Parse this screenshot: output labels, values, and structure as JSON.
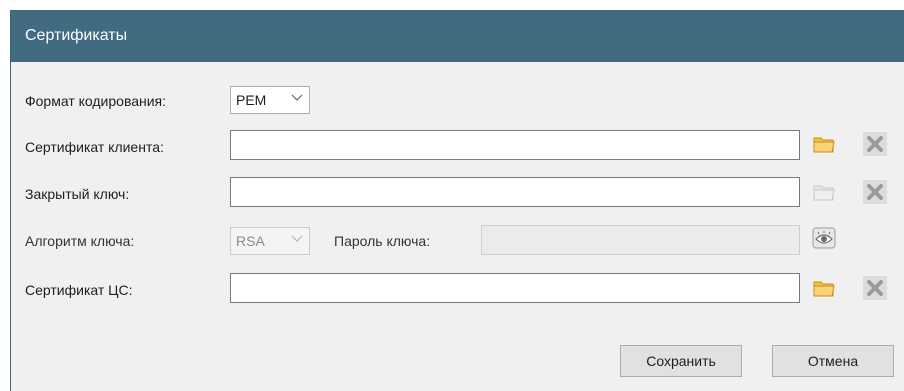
{
  "dialog": {
    "title": "Сертификаты",
    "title_bar_color": "#416b80"
  },
  "form": {
    "encoding_label": "Формат кодирования:",
    "encoding_value": "PEM",
    "client_cert_label": "Сертификат клиента:",
    "client_cert_value": "",
    "private_key_label": "Закрытый ключ:",
    "private_key_value": "",
    "key_algorithm_label": "Алгоритм ключа:",
    "key_algorithm_value": "RSA",
    "key_password_label": "Пароль ключа:",
    "key_password_value": "",
    "ca_cert_label": "Сертификат ЦС:",
    "ca_cert_value": ""
  },
  "icons": {
    "browse": "folder-icon",
    "clear": "clear-x-icon",
    "show_password": "eye-icon",
    "dropdown": "chevron-down-icon"
  },
  "buttons": {
    "save_label": "Сохранить",
    "cancel_label": "Отмена"
  }
}
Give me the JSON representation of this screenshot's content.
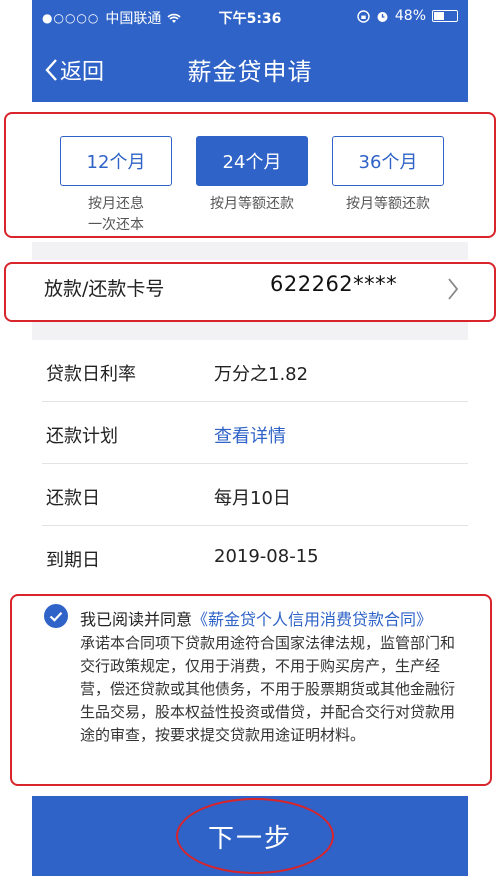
{
  "status_bar": {
    "carrier": "中国联通",
    "time": "下午5:36",
    "battery": "48%",
    "battery_level": 0.48
  },
  "nav": {
    "back_label": "返回",
    "title": "薪金贷申请"
  },
  "terms": [
    {
      "label": "12个月",
      "desc": "按月还息\n一次还本",
      "selected": false
    },
    {
      "label": "24个月",
      "desc": "按月等额还款",
      "selected": true
    },
    {
      "label": "36个月",
      "desc": "按月等额还款",
      "selected": false
    }
  ],
  "card": {
    "label": "放款/还款卡号",
    "value": "622262****"
  },
  "details": [
    {
      "label": "贷款日利率",
      "value": "万分之1.82"
    },
    {
      "label": "还款计划",
      "value": "查看详情"
    },
    {
      "label": "还款日",
      "value": "每月10日"
    },
    {
      "label": "到期日",
      "value": "2019-08-15"
    }
  ],
  "agreement": {
    "prefix": "我已阅读并同意",
    "link": "《薪金贷个人信用消费贷款合同》",
    "body": "承诺本合同项下贷款用途符合国家法律法规，监管部门和交行政策规定，仅用于消费，不用于购买房产，生产经营，偿还贷款或其他债务，不用于股票期货或其他金融衍生品交易，股本权益性投资或借贷，并配合交行对贷款用途的审查，按要求提交贷款用途证明材料。"
  },
  "next_button": "下一步",
  "colors": {
    "primary": "#2f63c7",
    "annotation": "#d8242a"
  }
}
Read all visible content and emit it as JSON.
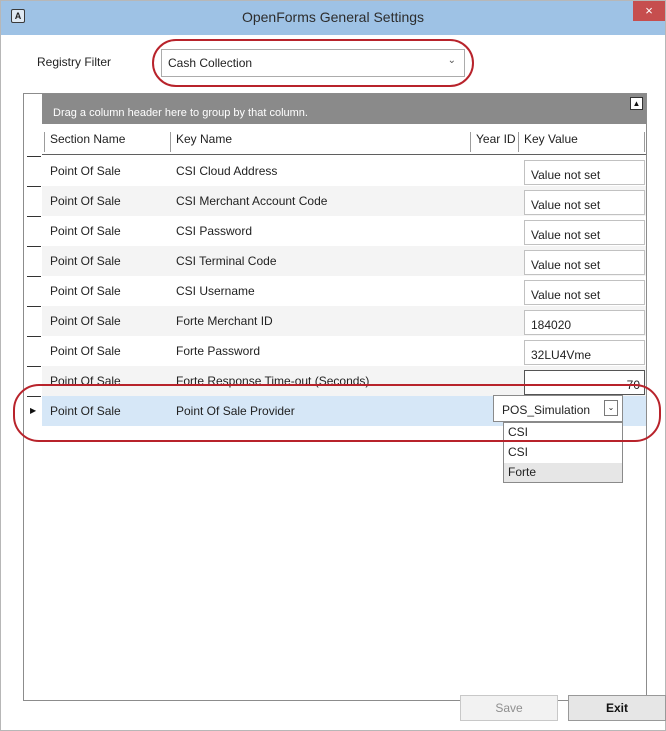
{
  "window": {
    "title": "OpenForms General Settings",
    "close_glyph": "×",
    "app_icon_glyph": "A"
  },
  "filter": {
    "label": "Registry Filter",
    "value": "Cash Collection"
  },
  "grid": {
    "group_panel_text": "Drag a column header here to group by that column.",
    "columns": [
      "Section Name",
      "Key Name",
      "Year ID",
      "Key Value"
    ],
    "rows": [
      {
        "section": "Point Of Sale",
        "key": "CSI Cloud Address",
        "year": "",
        "value": "Value not set"
      },
      {
        "section": "Point Of Sale",
        "key": "CSI Merchant Account Code",
        "year": "",
        "value": "Value not set"
      },
      {
        "section": "Point Of Sale",
        "key": "CSI Password",
        "year": "",
        "value": "Value not set"
      },
      {
        "section": "Point Of Sale",
        "key": "CSI Terminal Code",
        "year": "",
        "value": "Value not set"
      },
      {
        "section": "Point Of Sale",
        "key": "CSI Username",
        "year": "",
        "value": "Value not set"
      },
      {
        "section": "Point Of Sale",
        "key": "Forte Merchant ID",
        "year": "",
        "value": "184020"
      },
      {
        "section": "Point Of Sale",
        "key": "Forte Password",
        "year": "",
        "value": "32LU4Vme"
      },
      {
        "section": "Point Of Sale",
        "key": "Forte Response Time-out (Seconds)",
        "year": "",
        "value": "70"
      }
    ],
    "selected_row": {
      "section": "Point Of Sale",
      "key": "Point Of Sale Provider",
      "year": "",
      "value": "POS_Simulation"
    },
    "dropdown_options": [
      "CSI",
      "CSI",
      "Forte"
    ]
  },
  "footer": {
    "save_label": "Save",
    "exit_label": "Exit"
  }
}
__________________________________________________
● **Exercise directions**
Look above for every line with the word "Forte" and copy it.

● **Written solution**
        "key": "Forte Merchant ID",
        "key": "Forte Password",
        "key": "Forte Response Time-out (Seconds)",
      "Forte"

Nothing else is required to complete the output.